Make no mistake: Achieving success in this technology-dominant era is far more complicated than putting a personal computer and a printer on a desk and reaping the rewards. Increasingly, entrepreneurs must understand how to take advantage of an IT infrastructure, including a robust network, to compete more effectively. Ultimately, it's as much about vision--and developing a viable strategy--as it is about actual computing.
Navigating this business environment requires a solid business plan and an understanding of your company's primary objectives. The technology needs of a metal fabrication company, for instance, are far different from those of a graphic design firm--although both require PCs and can benefit from networks to manage data. The former might require systems that store customer information and manage a parts database, while the latter might need software that lets designers collaborate and share files with clients.
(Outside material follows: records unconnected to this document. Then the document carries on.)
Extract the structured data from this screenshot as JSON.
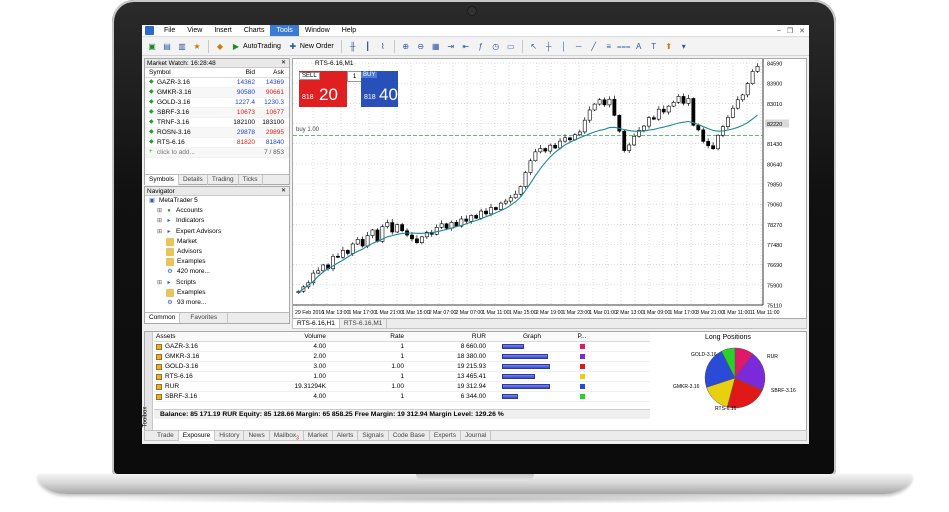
{
  "menu": [
    "File",
    "View",
    "Insert",
    "Charts",
    "Tools",
    "Window",
    "Help"
  ],
  "menu_active": "Tools",
  "toolbar": {
    "autotrading": "AutoTrading",
    "new_order": "New Order"
  },
  "market_watch": {
    "title": "Market Watch: 16:28:48",
    "columns": [
      "Symbol",
      "Bid",
      "Ask"
    ],
    "rows": [
      {
        "symbol": "GAZR-3.16",
        "bid": "14362",
        "ask": "14369",
        "bid_color": "#1a3fd0",
        "ask_color": "#1a3fd0"
      },
      {
        "symbol": "GMKR-3.16",
        "bid": "90580",
        "ask": "90661",
        "bid_color": "#1a3fd0",
        "ask_color": "#e01818"
      },
      {
        "symbol": "GOLD-3.16",
        "bid": "1227.4",
        "ask": "1230.3",
        "bid_color": "#1a3fd0",
        "ask_color": "#1a3fd0"
      },
      {
        "symbol": "SBRF-3.16",
        "bid": "10673",
        "ask": "10677",
        "bid_color": "#e01818",
        "ask_color": "#e01818"
      },
      {
        "symbol": "TRNF-3.16",
        "bid": "182100",
        "ask": "183100",
        "bid_color": "#000000",
        "ask_color": "#000000"
      },
      {
        "symbol": "ROSN-3.16",
        "bid": "29878",
        "ask": "29895",
        "bid_color": "#1a3fd0",
        "ask_color": "#e01818"
      },
      {
        "symbol": "RTS-6.16",
        "bid": "81820",
        "ask": "81840",
        "bid_color": "#e01818",
        "ask_color": "#1a3fd0"
      }
    ],
    "add_label": "click to add...",
    "count": "7 / 853",
    "tabs": [
      "Symbols",
      "Details",
      "Trading",
      "Ticks"
    ]
  },
  "navigator": {
    "title": "Navigator",
    "items": [
      {
        "label": "MetaTrader 5",
        "indent": 0,
        "icon": "terminal-icon"
      },
      {
        "label": "Accounts",
        "indent": 1,
        "icon": "accounts-icon"
      },
      {
        "label": "Indicators",
        "indent": 1,
        "icon": "indicators-icon"
      },
      {
        "label": "Expert Advisors",
        "indent": 1,
        "icon": "experts-icon"
      },
      {
        "label": "Market",
        "indent": 2,
        "icon": "folder-icon"
      },
      {
        "label": "Advisors",
        "indent": 2,
        "icon": "folder-icon"
      },
      {
        "label": "Examples",
        "indent": 2,
        "icon": "folder-icon"
      },
      {
        "label": "420 more...",
        "indent": 2,
        "icon": "expert-icon"
      },
      {
        "label": "Scripts",
        "indent": 1,
        "icon": "scripts-icon"
      },
      {
        "label": "Examples",
        "indent": 2,
        "icon": "folder-icon"
      },
      {
        "label": "93 more...",
        "indent": 2,
        "icon": "script-icon"
      }
    ],
    "tabs": [
      "Common",
      "Favorites"
    ]
  },
  "chart": {
    "symbol_title": "RTS-6.16,M1",
    "sell_label": "SELL",
    "buy_label": "BUY",
    "lot": "1",
    "sell_price_small": "818",
    "sell_price_big": "20",
    "buy_price_small": "818",
    "buy_price_big": "40",
    "buy_line_label": "buy 1.00",
    "tabs": [
      "RTS-6.16,H1",
      "RTS-6.16,M1"
    ],
    "colors": {
      "sell": "#e02020",
      "buy": "#2850b8",
      "ma": "#1a8a9a",
      "buy_line": "#2fa84a"
    }
  },
  "chart_data": {
    "type": "candlestick",
    "price_axis": [
      "84590",
      "83900",
      "83010",
      "82220",
      "81430",
      "80640",
      "79850",
      "79060",
      "78270",
      "77480",
      "76690",
      "75900",
      "75110"
    ],
    "highlighted_price": [
      "82220"
    ],
    "time_axis": [
      "29 Feb 2016",
      "1 Mar 13:00",
      "1 Mar 17:00",
      "1 Mar 21:00",
      "1 Mar 15:00",
      "2 Mar 07:00",
      "2 Mar 07:00",
      "1 Mar 11:00",
      "1 Mar 15:00",
      "2 Mar 19:00",
      "1 Mar 23:00",
      "1 Mar 01:00",
      "2 Mar 13:00",
      "1 Mar 09:00",
      "1 Mar 17:00",
      "3 Mar 21:00",
      "1 Mar 11:00",
      "11 Mar 11:00"
    ],
    "closes": [
      75650,
      75820,
      75980,
      76360,
      76450,
      76680,
      76530,
      77020,
      76980,
      77250,
      77130,
      77500,
      77680,
      77420,
      77830,
      78050,
      77600,
      78180,
      78340,
      77970,
      78260,
      78020,
      77850,
      77700,
      77550,
      77780,
      77960,
      77880,
      78150,
      78290,
      78120,
      78350,
      78200,
      78480,
      78390,
      78620,
      78510,
      78790,
      78680,
      78930,
      78850,
      79100,
      79180,
      79310,
      79450,
      79750,
      80300,
      80760,
      81110,
      81240,
      81140,
      81370,
      81260,
      81530,
      81660,
      81580,
      81780,
      81890,
      82350,
      82750,
      82980,
      83150,
      82950,
      83170,
      82540,
      81920,
      81160,
      81380,
      81720,
      81950,
      82120,
      82450,
      82390,
      82780,
      82670,
      82900,
      83050,
      83280,
      83010,
      83200,
      82150,
      81970,
      81520,
      81350,
      81230,
      81760,
      82100,
      82460,
      82820,
      83150,
      83340,
      83780,
      84260,
      84460
    ],
    "ma": [
      75600,
      75740,
      75890,
      76040,
      76240,
      76400,
      76540,
      76640,
      76760,
      76870,
      76990,
      77110,
      77210,
      77300,
      77420,
      77520,
      77600,
      77690,
      77780,
      77830,
      77880,
      77910,
      77930,
      77930,
      77920,
      77920,
      77930,
      77940,
      77980,
      78020,
      78070,
      78120,
      78180,
      78230,
      78290,
      78360,
      78420,
      78490,
      78570,
      78640,
      78720,
      78810,
      78900,
      79020,
      79160,
      79340,
      79590,
      79880,
      80180,
      80450,
      80700,
      80910,
      81090,
      81240,
      81380,
      81480,
      81580,
      81660,
      81740,
      81820,
      81890,
      81950,
      81990,
      82060,
      82070,
      82030,
      81980,
      81940,
      81920,
      81920,
      81930,
      81960,
      81990,
      82040,
      82080,
      82130,
      82180,
      82240,
      82270,
      82300,
      82250,
      82180,
      82100,
      82020,
      81950,
      81920,
      81930,
      81960,
      82010,
      82070,
      82150,
      82260,
      82400,
      82550
    ],
    "buy_level": 81750,
    "ylim": [
      75110,
      84590
    ]
  },
  "toolbox": {
    "side_label": "Toolbox",
    "columns": [
      "Assets",
      "Volume",
      "Rate",
      "RUR",
      "Graph",
      "P..."
    ],
    "rows": [
      {
        "asset": "GAZR-3.16",
        "volume": "4.00",
        "rate": "1",
        "rur": "8 660.00",
        "share": 0.36,
        "color": "#e0186a"
      },
      {
        "asset": "GMKR-3.16",
        "volume": "2.00",
        "rate": "1",
        "rur": "18 380.00",
        "share": 0.74,
        "color": "#7a2ad8"
      },
      {
        "asset": "GOLD-3.16",
        "volume": "3.00",
        "rate": "1.00",
        "rur": "19 215.93",
        "share": 0.77,
        "color": "#e01818"
      },
      {
        "asset": "RTS-6.16",
        "volume": "1.00",
        "rate": "1",
        "rur": "13 465.41",
        "share": 0.54,
        "color": "#e8d010"
      },
      {
        "asset": "RUR",
        "volume": "19.31294K",
        "rate": "1.00",
        "rur": "19 312.94",
        "share": 0.78,
        "color": "#2a4ad8"
      },
      {
        "asset": "SBRF-3.16",
        "volume": "4.00",
        "rate": "1",
        "rur": "6 344.00",
        "share": 0.25,
        "color": "#28d028"
      }
    ],
    "balance": "Balance: 85 171.19 RUR  Equity: 85 128.66  Margin: 65 858.25  Free Margin: 19 312.94  Margin Level: 129.26 %",
    "long_positions_title": "Long Positions",
    "pie_labels": [
      "GOLD-3.16",
      "RUR",
      "GMKR-3.16",
      "SBRF-3.16",
      "RTS-6.16"
    ],
    "tabs": [
      "Trade",
      "Exposure",
      "History",
      "News",
      "Mailbox",
      "Market",
      "Alerts",
      "Signals",
      "Code Base",
      "Experts",
      "Journal"
    ],
    "mailbox_badge": "3",
    "active_tab": "Exposure"
  }
}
Too often, companies jump from one system or application to another but never realize the full benefit of their technology. Without a defined strategy, they make poor buying decisions, adopt ineffective tools, and often experience a high level of frustration. Businesses that excel typically establish technology strategies that help them gain a competitive advantage through cost savings, process improvements, faster time to market, and improved quality and service levels. These firms often exceed the expectations of customers, business partners and employees.
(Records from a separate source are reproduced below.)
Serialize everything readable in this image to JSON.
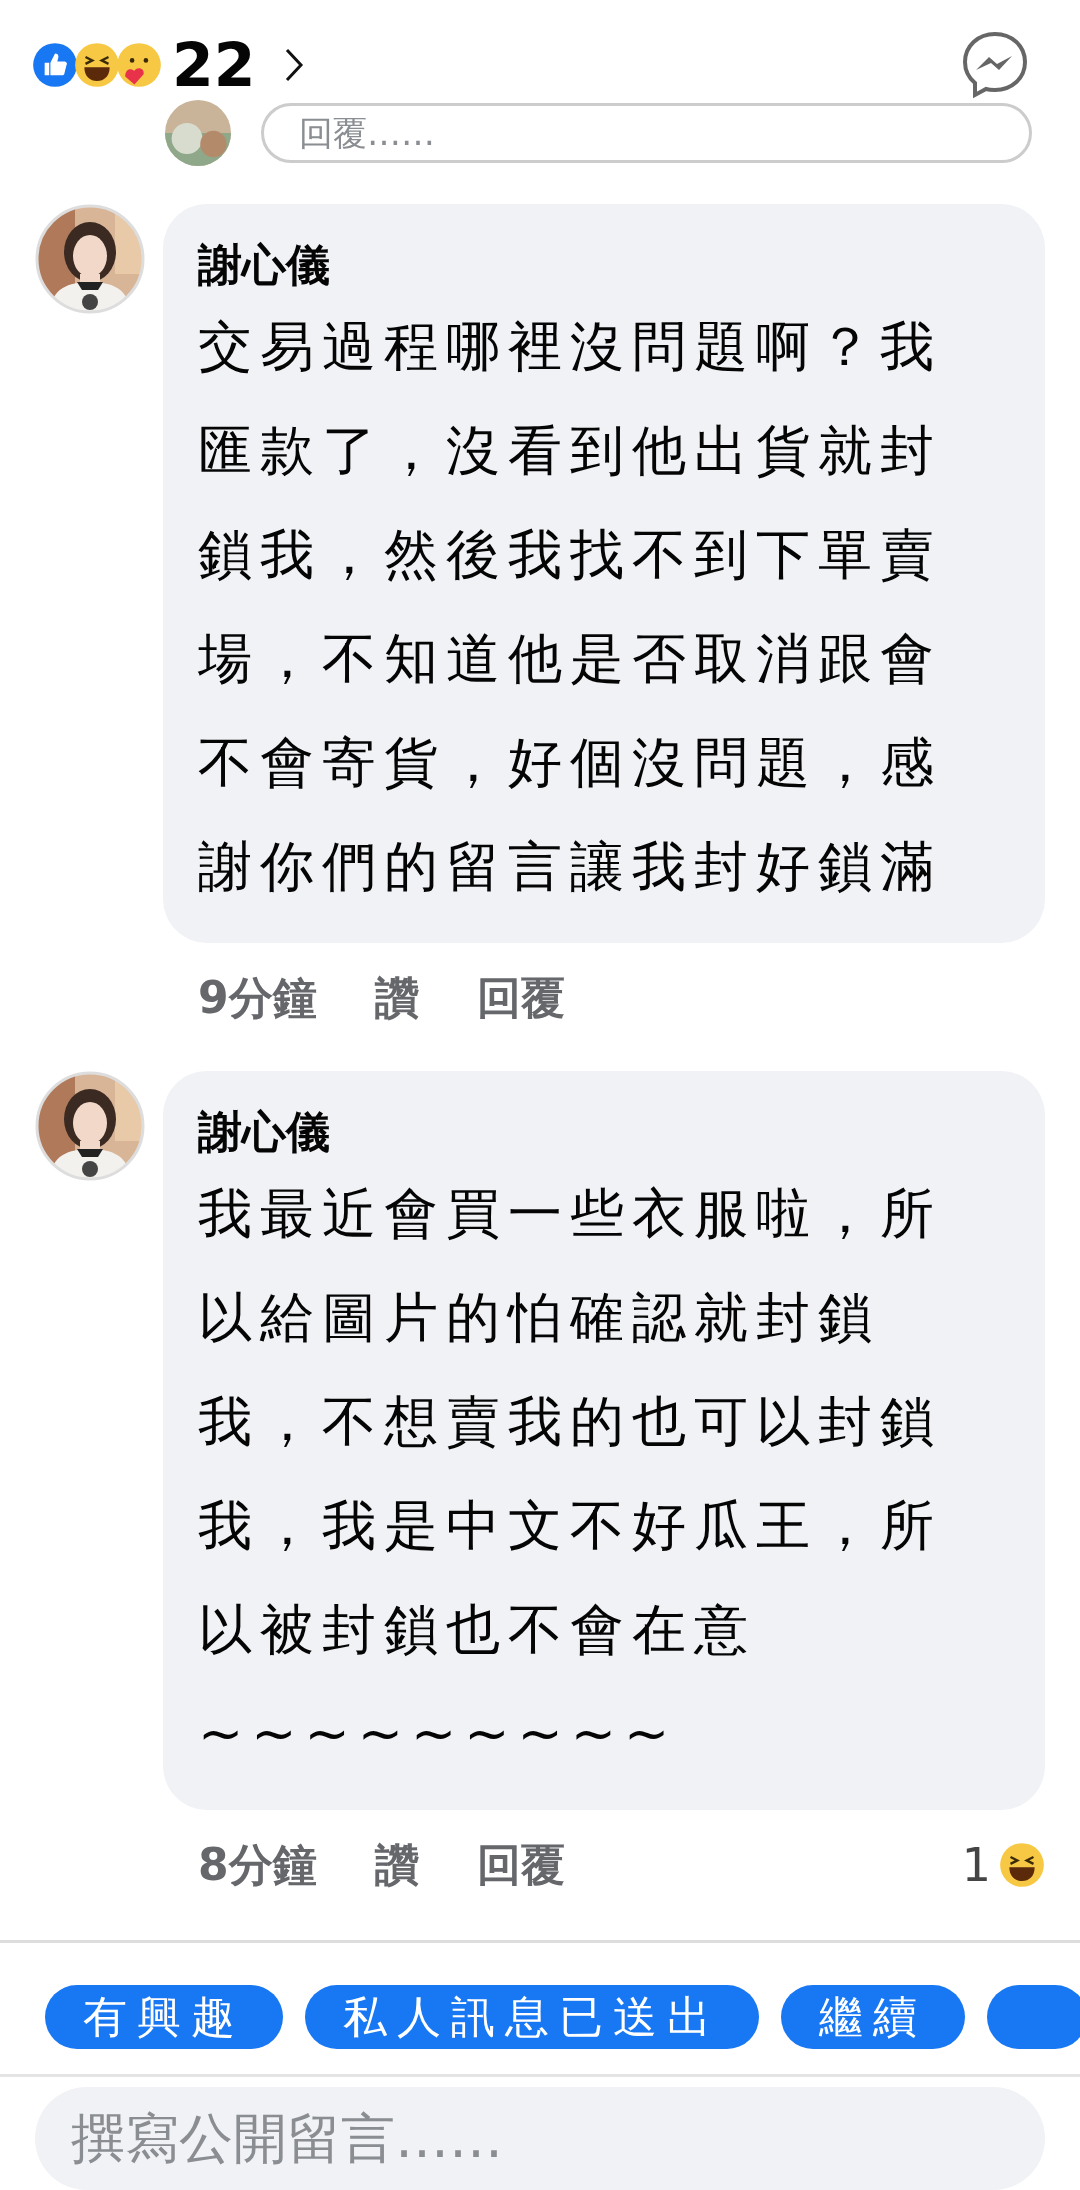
{
  "header": {
    "reaction_count": "22"
  },
  "reply_field": {
    "placeholder": "回覆……"
  },
  "comments": [
    {
      "author": "謝心儀",
      "lines": [
        "交易過程哪裡沒問題啊？我",
        "匯款了，沒看到他出貨就封",
        "鎖我，然後我找不到下單賣",
        "場，不知道他是否取消跟會",
        "不會寄貨，好個沒問題，感",
        "謝你們的留言讓我封好鎖滿"
      ],
      "time": "9分鐘",
      "like": "讚",
      "reply": "回覆"
    },
    {
      "author": "謝心儀",
      "lines": [
        "我最近會買一些衣服啦，所",
        "以給圖片的怕確認就封鎖",
        "我，不想賣我的也可以封鎖",
        "我，我是中文不好瓜王，所",
        "以被封鎖也不會在意",
        "~~~~~~~~~"
      ],
      "time": "8分鐘",
      "like": "讚",
      "reply": "回覆",
      "reactions": "1"
    }
  ],
  "quick_replies": [
    "有興趣",
    "私人訊息已送出",
    "繼續"
  ],
  "composer": {
    "placeholder": "撰寫公開留言……"
  }
}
Evolving from a reactive approach to proactive one doesn't just happen. When developing a sound tech strategy, it's important to ask the right questions:
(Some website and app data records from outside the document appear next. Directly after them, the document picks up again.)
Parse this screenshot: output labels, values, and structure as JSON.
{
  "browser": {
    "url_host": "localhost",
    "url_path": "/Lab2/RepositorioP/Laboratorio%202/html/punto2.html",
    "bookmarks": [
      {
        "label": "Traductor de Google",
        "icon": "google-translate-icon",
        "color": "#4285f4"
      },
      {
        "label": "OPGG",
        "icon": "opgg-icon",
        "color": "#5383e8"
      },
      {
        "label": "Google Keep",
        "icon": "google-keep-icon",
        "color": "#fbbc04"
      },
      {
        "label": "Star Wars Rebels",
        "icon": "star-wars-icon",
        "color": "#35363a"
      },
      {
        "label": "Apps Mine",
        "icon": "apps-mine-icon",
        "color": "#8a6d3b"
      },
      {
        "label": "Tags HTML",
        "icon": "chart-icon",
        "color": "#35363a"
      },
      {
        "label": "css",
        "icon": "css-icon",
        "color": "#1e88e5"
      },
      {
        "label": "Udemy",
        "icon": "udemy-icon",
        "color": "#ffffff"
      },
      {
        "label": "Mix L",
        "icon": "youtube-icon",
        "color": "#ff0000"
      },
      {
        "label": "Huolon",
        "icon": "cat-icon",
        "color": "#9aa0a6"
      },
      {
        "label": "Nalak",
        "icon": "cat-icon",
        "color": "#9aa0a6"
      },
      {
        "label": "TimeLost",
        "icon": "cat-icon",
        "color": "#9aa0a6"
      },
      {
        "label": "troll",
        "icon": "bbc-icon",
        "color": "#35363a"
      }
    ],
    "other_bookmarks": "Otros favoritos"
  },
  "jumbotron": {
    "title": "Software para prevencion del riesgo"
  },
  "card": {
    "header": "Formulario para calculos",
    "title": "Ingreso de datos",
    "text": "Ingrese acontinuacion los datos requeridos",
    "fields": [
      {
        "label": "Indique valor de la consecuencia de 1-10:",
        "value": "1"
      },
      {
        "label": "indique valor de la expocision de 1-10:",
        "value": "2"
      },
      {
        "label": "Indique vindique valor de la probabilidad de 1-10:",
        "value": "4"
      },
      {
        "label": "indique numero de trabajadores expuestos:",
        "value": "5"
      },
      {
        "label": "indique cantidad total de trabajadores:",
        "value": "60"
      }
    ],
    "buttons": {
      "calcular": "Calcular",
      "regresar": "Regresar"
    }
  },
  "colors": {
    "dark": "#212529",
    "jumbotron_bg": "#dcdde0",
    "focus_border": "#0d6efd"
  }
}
- Can my business achieve an immediate gain from the technology?
- What benefits are possible and how long will it take us to achieve success?
- What resources are required to implement and manage the technology?
- Does the hardware or application support a foundation for future growth?
Not surprisingly, adopting the right systems can maximize your results and simplify future technology deployments. For example, a robust internet protocol (IP) network makes it easier to implement new technologies, such as VoIP. With a solid foundation in place, a company can utilize VoIP to help trim calling costs and provide sophisticated phone-based capabilities such as unified messaging, which allows employees to receive e-mail, voice mail and faxes in a single inbox. And the platform enables web-based document sharing, collaboration and the use of video over a network. In addition, a well-designed IP infrastructure streamlines security while improving protection.
In a data-intensive world, mapping out the right combination of tools is essential. Yet it's also paramount to ensure that systems live up to their full potential. The fallout from bad technology and failed installations haunts more than a few businesses. In many cases, transforming the vision into reality requires outside expertise--particularly at companies without IT experts. Working with analysts, consultants, value-added resellers, service providers, technology partners and even a knowledgeable friend or relative can pay huge dividends.
Finally, it's wise to monitor the value that a system or application provides and understand its benefits. As many companies have learned--sometimes painfully--the initial cost of technology is only the starting point. Without solid metrics and benchmarks, it's difficult to know what benefits you're achieving and whether the new systems are providing value.
In many cases, business owners are wise to use return on investment (ROI) as a key indicator. Still, ROI doesn't tell the entire story. It's difficult to measure the direct value of an application that improves customer service or employee morale, for example. And in a tough economic climate or adverse industry conditions, the software might not boost sales but it could help you retain customers or employees and cement loyalty. That, in turn, could cut costs and position your company for future success. But measuring these soft-dollar gains is possible through the use of surveys and structured feedback.
If you can put all the pieces of the technology puzzle together, you could transform your goals into clearly defined short-term and long-term business needs. And having a well-thought-out tech plan in place allows you to move away from the "faster is better" approach and adopt a strategy that boosts performance and profits through the maximum utilization of your resources. These days, developing a solid technology plan isn't just a good idea--it's the basis for competition.